from Tufts University
Despite our ever-widening waistlines, Americans are making progress on at least one front in the war on heart disease: the battle against high cholesterol.
According to a new report from the Centers for Disease Control and Prevention (CDC), the percentage of US adults with high cholesterol dropped 27% over the past decade. The CDC says about 13.4% of American adults had unhealthy cholesterol levels in 2009-2010, down from 18.3% in 2009.
That drop easily beat the government's goal of bringing the proportion of adults with high cholesterol down to 17% by 2010. And it's happened even as the percentage of the population that's obese or overweight has topped two-thirds.

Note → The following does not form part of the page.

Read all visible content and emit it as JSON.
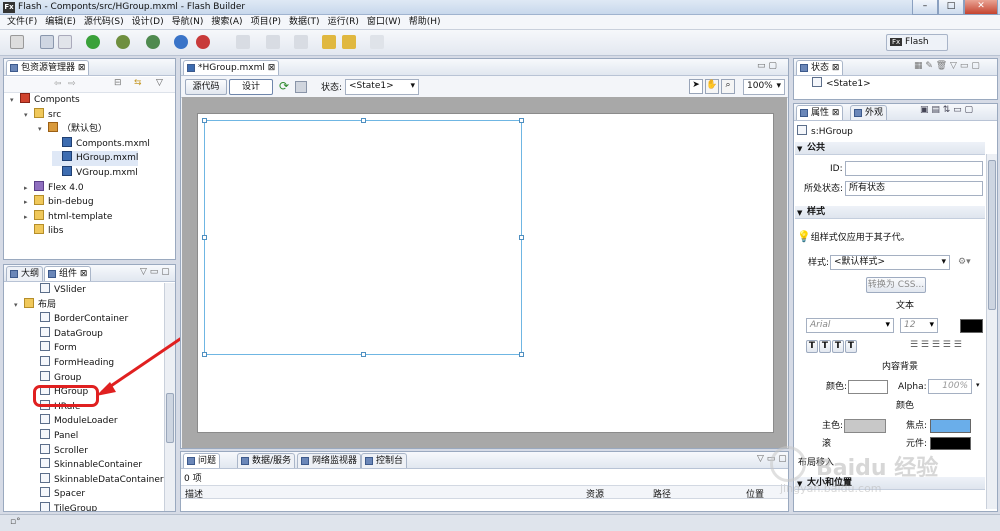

The CDC didn't spell out causes for the cholesterol improvement, but the trend coincided with changes in US dietary-fat consumption, notably a sharp decline in trans-fat intake.

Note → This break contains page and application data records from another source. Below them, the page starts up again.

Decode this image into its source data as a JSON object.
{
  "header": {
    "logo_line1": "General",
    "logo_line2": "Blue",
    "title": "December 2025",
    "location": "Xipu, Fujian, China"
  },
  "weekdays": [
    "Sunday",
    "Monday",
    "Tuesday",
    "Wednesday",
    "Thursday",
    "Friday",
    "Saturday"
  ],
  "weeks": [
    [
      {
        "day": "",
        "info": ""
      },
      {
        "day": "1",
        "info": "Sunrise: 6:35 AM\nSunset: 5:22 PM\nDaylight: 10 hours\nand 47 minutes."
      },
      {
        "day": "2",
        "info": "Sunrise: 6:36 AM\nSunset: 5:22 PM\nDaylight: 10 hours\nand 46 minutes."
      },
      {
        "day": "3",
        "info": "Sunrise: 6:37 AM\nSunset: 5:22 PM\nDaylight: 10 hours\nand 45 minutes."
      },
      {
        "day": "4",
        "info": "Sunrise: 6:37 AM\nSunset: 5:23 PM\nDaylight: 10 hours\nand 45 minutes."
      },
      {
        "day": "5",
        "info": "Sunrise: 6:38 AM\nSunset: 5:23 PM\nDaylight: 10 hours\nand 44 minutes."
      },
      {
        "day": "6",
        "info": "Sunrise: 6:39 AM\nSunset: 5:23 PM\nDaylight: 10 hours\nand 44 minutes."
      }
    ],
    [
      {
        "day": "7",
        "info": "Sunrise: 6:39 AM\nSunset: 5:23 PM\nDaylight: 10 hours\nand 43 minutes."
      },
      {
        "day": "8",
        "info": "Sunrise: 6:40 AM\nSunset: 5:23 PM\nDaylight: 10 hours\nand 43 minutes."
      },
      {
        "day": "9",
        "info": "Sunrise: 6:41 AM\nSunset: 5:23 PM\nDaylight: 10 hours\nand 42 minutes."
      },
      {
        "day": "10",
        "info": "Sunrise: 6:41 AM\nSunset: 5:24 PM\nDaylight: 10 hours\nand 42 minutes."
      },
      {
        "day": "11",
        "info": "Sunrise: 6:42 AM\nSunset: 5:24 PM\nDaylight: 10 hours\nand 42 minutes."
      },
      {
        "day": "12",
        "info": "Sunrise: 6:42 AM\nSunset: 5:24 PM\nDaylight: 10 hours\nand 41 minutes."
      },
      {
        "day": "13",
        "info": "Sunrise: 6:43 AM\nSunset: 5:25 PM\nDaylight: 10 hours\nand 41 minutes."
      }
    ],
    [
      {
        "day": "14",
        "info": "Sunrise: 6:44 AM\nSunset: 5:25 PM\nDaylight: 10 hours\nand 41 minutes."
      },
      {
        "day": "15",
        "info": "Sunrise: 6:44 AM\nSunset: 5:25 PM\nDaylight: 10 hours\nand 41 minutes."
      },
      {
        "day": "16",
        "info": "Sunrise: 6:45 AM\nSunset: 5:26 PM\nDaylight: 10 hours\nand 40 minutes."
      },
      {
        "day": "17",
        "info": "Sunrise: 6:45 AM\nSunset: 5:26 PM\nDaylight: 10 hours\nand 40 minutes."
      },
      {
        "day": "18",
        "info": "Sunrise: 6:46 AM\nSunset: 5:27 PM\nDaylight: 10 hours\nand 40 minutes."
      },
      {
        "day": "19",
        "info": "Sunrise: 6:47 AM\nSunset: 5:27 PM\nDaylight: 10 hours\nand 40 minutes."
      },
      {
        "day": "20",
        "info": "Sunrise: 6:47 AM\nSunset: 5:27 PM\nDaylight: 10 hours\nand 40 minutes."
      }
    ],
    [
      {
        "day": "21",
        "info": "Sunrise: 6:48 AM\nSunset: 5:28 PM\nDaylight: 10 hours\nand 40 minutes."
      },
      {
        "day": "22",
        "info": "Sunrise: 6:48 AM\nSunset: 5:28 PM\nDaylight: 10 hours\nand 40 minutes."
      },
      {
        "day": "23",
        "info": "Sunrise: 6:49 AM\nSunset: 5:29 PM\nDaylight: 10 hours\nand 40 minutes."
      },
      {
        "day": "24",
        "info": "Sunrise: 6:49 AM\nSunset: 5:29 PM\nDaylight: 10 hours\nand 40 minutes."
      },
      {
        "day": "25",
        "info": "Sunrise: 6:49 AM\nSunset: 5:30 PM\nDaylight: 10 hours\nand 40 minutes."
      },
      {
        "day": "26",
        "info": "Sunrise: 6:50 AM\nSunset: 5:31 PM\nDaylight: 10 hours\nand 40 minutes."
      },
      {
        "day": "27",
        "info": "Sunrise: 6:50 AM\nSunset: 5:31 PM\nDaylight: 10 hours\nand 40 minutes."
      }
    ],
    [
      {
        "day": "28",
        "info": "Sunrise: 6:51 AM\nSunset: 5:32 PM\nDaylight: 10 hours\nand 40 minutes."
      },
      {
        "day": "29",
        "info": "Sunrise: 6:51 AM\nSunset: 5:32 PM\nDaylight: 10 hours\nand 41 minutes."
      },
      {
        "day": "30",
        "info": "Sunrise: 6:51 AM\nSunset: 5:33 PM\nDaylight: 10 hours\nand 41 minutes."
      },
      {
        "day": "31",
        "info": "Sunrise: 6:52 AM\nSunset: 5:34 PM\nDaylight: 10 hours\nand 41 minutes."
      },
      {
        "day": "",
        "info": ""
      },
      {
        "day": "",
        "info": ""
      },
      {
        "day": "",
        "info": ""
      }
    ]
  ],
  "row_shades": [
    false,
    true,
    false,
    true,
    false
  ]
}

Meanwhile, prescriptions for cholesterol-lowering drugs such as statins have soared during the past decade, with 260 million dispensed in the US last year.